Step 7: Money left over after expenses can be used for future purchases or emergencies.

After the expenses have been covered for the month, look at how much money you have left from your income.If you know you need to make a big purchase in a few months, like a car down payment or college tuition, take all or some of your leftover money and put it towards that particular goal.If you save enough, you can spend the money and remain debt-free.If you want to have a financial cushion for unforeseen expenses, retirement, or emergencies, you need to save 10% of your income each month.Keep this money separate from your spending money by opening a savings account.

Step 8: If your budget is off-track, identify expenses you can get rid of.

If you want to keep track of your spending, start writing it down or use a budget app.If you identify unnecessary expenses, you can cut them out to get your finances back on track.The amount of money you spend on food, drinks, and travel can add up.It doesn’t seem like a big deal to spend $2.50 on a cup of coffee in the morning, but it will cost you $900 a year.Think about what you could use the money for.

Step 9: Make any necessary adjustments to your budget by reviewing it each month.

At the end of the month, compare how much you spent against your budget.If you don’t see how much you spent for certain expenses, you may need to adjust your budget or get rid of some of your discretionary expenses.If you set aside $100 for groceries each month but spend a little more than that, you can increase your monthly grocery budget to $150 or $200.You can balance out the grocery expenses by removing or reducing non-essential expenses.It’s important to account for income changes.If you get a promotion at work, you can increase your discretionary spending.Unless you get back on your feet, you may need to cut some discretionary expenses, like your gym membership.

Step 10: You can use a budget worksheet to organize.

The process of creating a budget can be a little overwhelming if you’re new to it.If you want to get started with a budget, a premade one will walk you through the process of adding the common expenses to a calculator.The only thing you need to do is fill in the blanks with your monthly totals.You can download and print out many of the free options online.There are two free options to check out, one of which is the make-budget-worksheet_form.pdf.

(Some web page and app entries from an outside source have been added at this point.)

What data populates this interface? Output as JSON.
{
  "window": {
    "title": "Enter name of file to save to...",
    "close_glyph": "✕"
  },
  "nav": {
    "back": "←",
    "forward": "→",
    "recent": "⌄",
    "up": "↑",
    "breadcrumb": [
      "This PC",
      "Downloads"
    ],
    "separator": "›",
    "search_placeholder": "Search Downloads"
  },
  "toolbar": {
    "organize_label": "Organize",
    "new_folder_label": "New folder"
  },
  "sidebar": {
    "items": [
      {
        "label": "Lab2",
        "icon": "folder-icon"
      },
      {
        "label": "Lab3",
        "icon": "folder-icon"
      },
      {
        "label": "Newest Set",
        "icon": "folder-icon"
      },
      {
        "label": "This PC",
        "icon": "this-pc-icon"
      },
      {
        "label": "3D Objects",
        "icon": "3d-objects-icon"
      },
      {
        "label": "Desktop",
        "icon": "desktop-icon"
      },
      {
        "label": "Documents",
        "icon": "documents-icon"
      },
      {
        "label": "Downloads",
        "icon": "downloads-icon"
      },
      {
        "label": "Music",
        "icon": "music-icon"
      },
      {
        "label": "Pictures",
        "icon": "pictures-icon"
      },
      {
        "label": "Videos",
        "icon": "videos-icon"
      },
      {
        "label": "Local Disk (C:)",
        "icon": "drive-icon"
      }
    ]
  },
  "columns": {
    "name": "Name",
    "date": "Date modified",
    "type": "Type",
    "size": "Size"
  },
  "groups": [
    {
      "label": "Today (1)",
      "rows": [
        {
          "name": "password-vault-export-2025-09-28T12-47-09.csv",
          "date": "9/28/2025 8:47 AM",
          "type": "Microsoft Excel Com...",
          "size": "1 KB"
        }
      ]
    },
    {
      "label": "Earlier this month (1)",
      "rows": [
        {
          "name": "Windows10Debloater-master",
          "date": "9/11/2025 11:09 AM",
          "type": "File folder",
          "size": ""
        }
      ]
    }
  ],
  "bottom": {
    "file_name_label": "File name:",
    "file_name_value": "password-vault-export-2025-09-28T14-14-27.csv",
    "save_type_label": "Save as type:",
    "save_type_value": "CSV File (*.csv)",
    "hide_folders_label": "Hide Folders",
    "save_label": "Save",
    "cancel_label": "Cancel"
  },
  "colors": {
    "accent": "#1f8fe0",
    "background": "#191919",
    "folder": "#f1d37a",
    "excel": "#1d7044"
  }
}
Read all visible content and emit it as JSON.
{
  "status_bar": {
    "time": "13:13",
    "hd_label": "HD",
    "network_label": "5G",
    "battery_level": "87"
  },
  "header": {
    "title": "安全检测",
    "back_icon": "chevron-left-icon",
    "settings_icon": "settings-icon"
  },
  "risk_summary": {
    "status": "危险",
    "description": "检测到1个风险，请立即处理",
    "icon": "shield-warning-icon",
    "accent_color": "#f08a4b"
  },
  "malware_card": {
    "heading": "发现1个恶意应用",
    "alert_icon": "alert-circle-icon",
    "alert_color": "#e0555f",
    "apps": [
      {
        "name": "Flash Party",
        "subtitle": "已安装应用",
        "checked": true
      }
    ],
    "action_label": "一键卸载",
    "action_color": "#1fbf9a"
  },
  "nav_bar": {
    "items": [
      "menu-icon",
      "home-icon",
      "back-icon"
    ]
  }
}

Step 11: It’s easy to track spending with a secure budget app.

There are many apps that can help with budgeting.You can set up notifications for bill payments with the help of apps.It is easier to catch account activity that is suspicious.If your bank has an app that you can use, check it out.If you want to use a third-party budget app, like Mint or Pocketguard, make sure it offers safety features.

Step 12: A spreadsheet can be used to organize and prevent errors.

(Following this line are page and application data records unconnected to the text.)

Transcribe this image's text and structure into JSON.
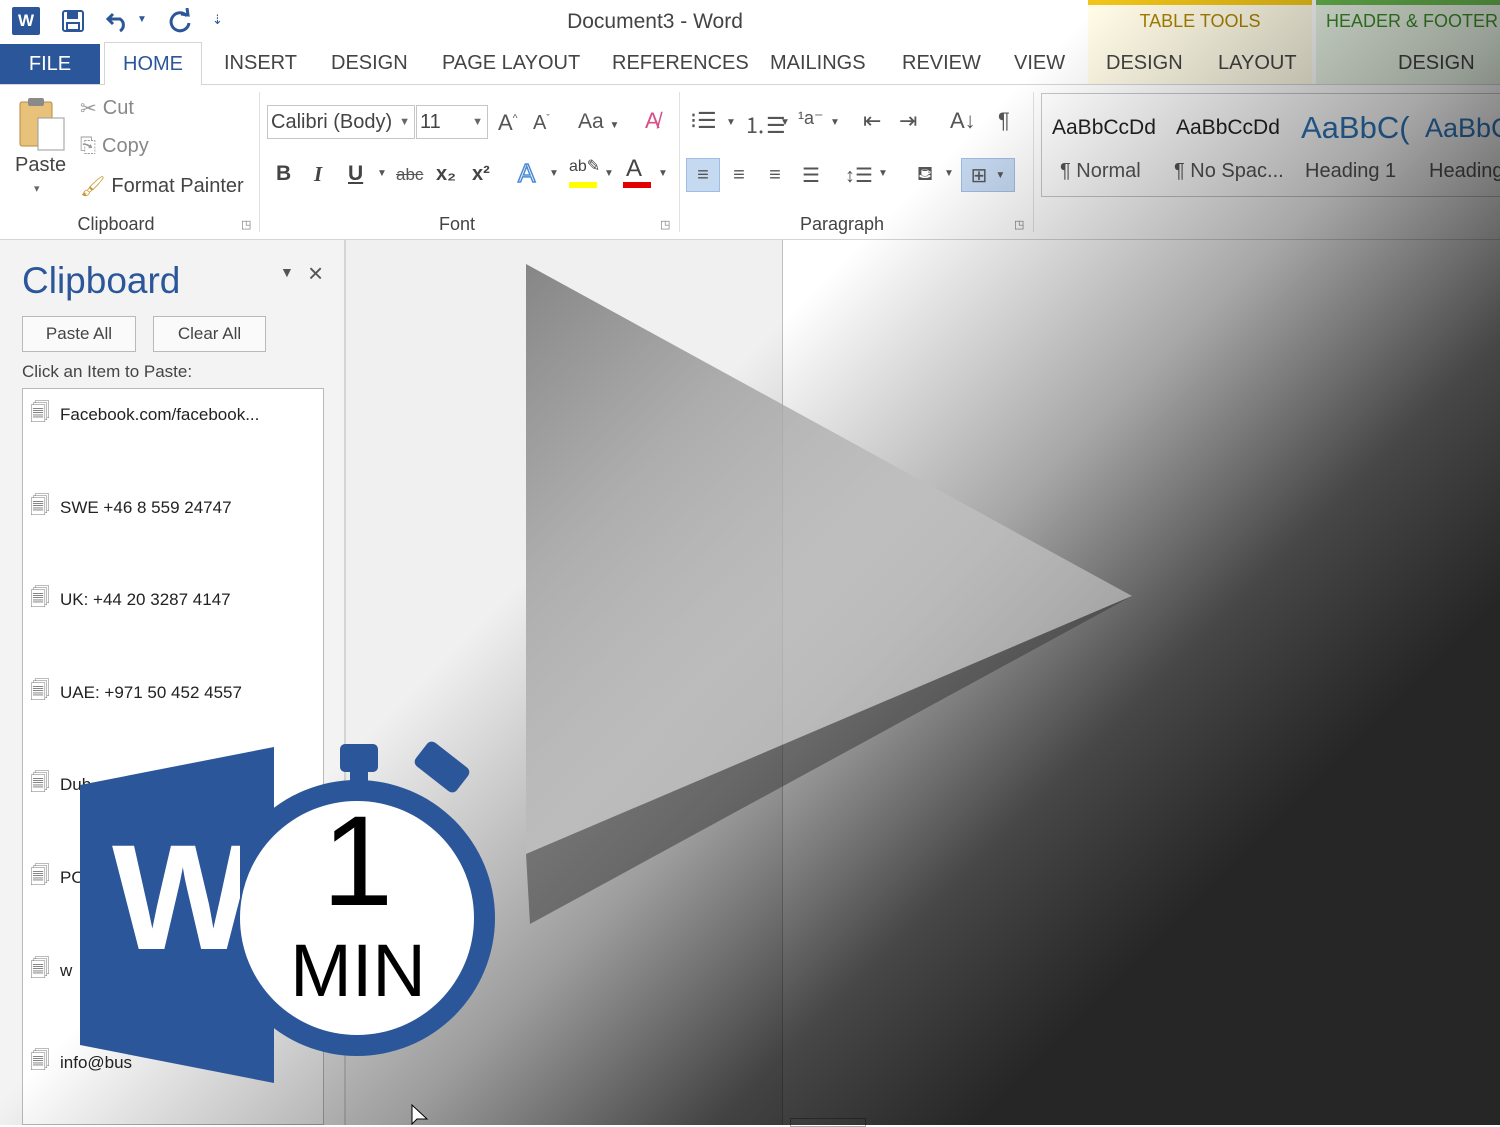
{
  "window": {
    "title": "Document3 - Word",
    "qat": {
      "save_icon": "save-icon",
      "undo_icon": "undo-icon",
      "redo_icon": "redo-icon",
      "customize_icon": "customize-qat-icon"
    }
  },
  "contextual_tabs": {
    "table_tools": {
      "title": "TABLE TOOLS",
      "tabs": [
        "DESIGN",
        "LAYOUT"
      ],
      "color": "#f0c419"
    },
    "header_footer": {
      "title": "HEADER & FOOTER T",
      "tabs": [
        "DESIGN"
      ],
      "color": "#6aba50"
    }
  },
  "tabs": {
    "file": "FILE",
    "home": "HOME",
    "insert": "INSERT",
    "design": "DESIGN",
    "page_layout": "PAGE LAYOUT",
    "references": "REFERENCES",
    "mailings": "MAILINGS",
    "review": "REVIEW",
    "view": "VIEW"
  },
  "ribbon": {
    "clipboard": {
      "label": "Clipboard",
      "paste": "Paste",
      "cut": "Cut",
      "copy": "Copy",
      "format_painter": "Format Painter"
    },
    "font": {
      "label": "Font",
      "font_name": "Calibri (Body)",
      "font_size": "11",
      "bold": "B",
      "italic": "I",
      "underline": "U",
      "strikethrough": "abc",
      "subscript": "x₂",
      "superscript": "x²",
      "change_case": "Aa",
      "highlight_color": "#ffff00",
      "font_color": "#e00000"
    },
    "paragraph": {
      "label": "Paragraph"
    },
    "styles": [
      {
        "sample": "AaBbCcDd",
        "name": "¶ Normal"
      },
      {
        "sample": "AaBbCcDd",
        "name": "¶ No Spac..."
      },
      {
        "sample": "AaBbC(",
        "name": "Heading 1"
      },
      {
        "sample": "AaBbC",
        "name": "Heading"
      }
    ]
  },
  "clipboard_pane": {
    "title": "Clipboard",
    "paste_all": "Paste All",
    "clear_all": "Clear All",
    "instruction": "Click an Item to Paste:",
    "items": [
      "Facebook.com/facebook...",
      "SWE +46 8 559 24747",
      "UK: +44 20 3287 4147",
      "UAE: +971 50 452 4557",
      "Dub",
      "PO",
      "w",
      "info@bus"
    ]
  },
  "badge": {
    "number": "1",
    "unit": "MIN",
    "logo_letter": "W",
    "brand_color": "#2b579a"
  },
  "play_overlay": {
    "icon": "play-icon"
  }
}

If you don’t want to use an app or prefer a more hands-on approach, a budget spreadsheet can help you stay organized and do the math for you.You can either use a free spreadsheet template or create your own using a spreadsheet program.If you want to build your own spreadsheet from the ground up, you should look at a budget template.You can get a free template to help you track expenses.

Step 13: If you want a lot of tools, you should buy budgeting software.

You usually have to pay for budgeting software, but it is fairly inexpensive.Companies often charge a small monthly fee rather than a lump sum to use it, and they provide a wealth of tools to help you with every aspect of budgeting.If you prefer using a computer to do your budget, software is your best bet.You are able to manage your budget with an app on most software.There are a lot of popular budgeting software companies.

Step 14: Review spending at the end of the month.

It’s a good idea to write down your expenses as you pay them, rather than having a big pile of receipts at the end of the month.You’ll need to manually input anything you pay cash for, even if the apps track it for you.To see if you’re meeting your goals, at the end of the month, use your spreadsheet, app, or software to review expenses and spending habits.The information can be used to make budget adjustments.If you’re budgeting with paper and a pen, look for errors.If you want to automate your budget and reduce errors, consider using a budget app.